What needs to be done. Read through the material below and find each line that has the word "Power"; copy it.

Information provided.
[Start of Attachment]
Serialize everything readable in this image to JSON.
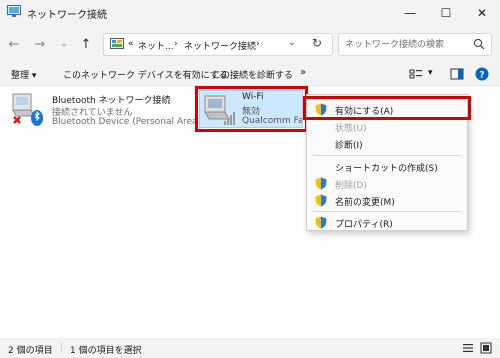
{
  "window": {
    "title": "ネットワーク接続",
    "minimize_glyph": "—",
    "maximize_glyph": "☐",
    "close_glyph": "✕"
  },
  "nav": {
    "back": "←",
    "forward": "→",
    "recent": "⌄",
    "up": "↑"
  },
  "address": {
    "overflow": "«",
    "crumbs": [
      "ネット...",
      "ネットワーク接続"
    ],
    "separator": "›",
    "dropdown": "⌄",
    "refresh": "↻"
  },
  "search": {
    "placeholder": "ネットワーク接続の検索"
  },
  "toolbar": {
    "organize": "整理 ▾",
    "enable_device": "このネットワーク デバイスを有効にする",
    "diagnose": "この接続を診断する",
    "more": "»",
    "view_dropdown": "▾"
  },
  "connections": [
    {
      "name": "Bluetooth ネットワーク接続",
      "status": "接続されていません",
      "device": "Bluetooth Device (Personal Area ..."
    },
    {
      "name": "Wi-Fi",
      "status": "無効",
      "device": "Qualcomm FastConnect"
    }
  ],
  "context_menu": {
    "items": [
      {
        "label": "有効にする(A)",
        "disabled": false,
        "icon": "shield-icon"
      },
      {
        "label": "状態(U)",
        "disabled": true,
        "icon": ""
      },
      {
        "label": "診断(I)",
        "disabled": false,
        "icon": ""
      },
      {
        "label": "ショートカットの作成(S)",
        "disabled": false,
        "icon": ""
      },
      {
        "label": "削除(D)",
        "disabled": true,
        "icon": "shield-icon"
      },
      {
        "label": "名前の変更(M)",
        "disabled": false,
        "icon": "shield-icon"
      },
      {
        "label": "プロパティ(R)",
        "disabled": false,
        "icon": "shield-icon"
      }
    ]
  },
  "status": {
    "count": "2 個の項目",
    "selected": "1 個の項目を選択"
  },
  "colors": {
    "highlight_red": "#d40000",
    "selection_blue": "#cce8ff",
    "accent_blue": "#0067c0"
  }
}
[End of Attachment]
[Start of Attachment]
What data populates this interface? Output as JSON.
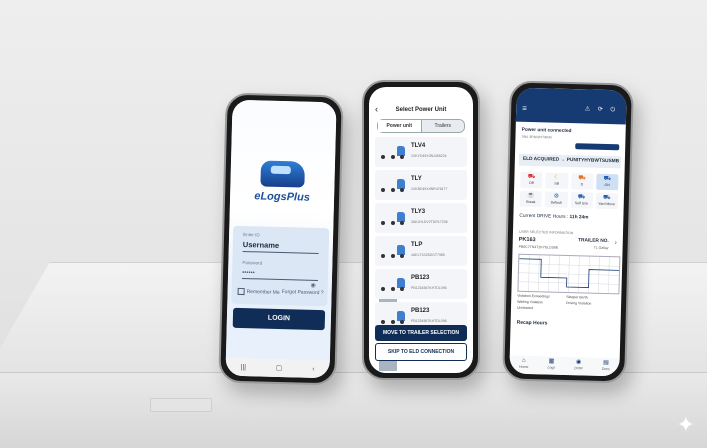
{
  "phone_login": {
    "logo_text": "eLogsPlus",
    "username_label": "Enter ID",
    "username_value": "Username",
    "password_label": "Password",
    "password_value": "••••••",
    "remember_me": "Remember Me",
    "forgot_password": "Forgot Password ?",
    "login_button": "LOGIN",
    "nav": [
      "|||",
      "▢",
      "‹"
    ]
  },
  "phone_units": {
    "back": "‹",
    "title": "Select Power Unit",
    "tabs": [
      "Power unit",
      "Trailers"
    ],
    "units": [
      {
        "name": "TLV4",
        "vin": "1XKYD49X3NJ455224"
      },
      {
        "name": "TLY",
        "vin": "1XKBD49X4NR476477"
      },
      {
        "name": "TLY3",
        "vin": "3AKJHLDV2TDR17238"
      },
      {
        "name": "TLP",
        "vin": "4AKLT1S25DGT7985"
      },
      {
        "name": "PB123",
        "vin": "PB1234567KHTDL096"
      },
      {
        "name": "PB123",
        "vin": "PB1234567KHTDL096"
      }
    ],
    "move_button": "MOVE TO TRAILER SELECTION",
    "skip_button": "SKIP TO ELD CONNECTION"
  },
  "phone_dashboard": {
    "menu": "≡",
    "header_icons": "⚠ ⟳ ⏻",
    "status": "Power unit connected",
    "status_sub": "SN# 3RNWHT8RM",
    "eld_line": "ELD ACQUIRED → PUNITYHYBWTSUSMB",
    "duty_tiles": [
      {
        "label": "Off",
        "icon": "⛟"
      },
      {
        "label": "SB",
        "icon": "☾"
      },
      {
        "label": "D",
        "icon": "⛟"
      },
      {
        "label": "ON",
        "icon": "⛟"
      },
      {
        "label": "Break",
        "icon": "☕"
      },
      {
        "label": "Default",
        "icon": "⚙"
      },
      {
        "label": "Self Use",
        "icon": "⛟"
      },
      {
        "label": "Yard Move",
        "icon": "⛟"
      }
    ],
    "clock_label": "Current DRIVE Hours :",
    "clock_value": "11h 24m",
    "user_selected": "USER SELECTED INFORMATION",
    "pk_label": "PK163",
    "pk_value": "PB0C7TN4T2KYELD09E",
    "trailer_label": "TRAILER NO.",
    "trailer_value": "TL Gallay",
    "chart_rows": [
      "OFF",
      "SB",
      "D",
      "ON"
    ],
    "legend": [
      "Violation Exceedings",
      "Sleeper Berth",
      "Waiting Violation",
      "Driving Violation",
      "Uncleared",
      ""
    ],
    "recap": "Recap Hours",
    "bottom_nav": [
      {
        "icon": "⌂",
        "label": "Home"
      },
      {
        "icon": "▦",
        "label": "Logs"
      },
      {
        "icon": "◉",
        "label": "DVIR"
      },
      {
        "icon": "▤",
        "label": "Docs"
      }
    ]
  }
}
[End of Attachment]
Answer to this exercise.
    "title": "Select Power Unit",
      "Power unit",
    "status": "Power unit connected",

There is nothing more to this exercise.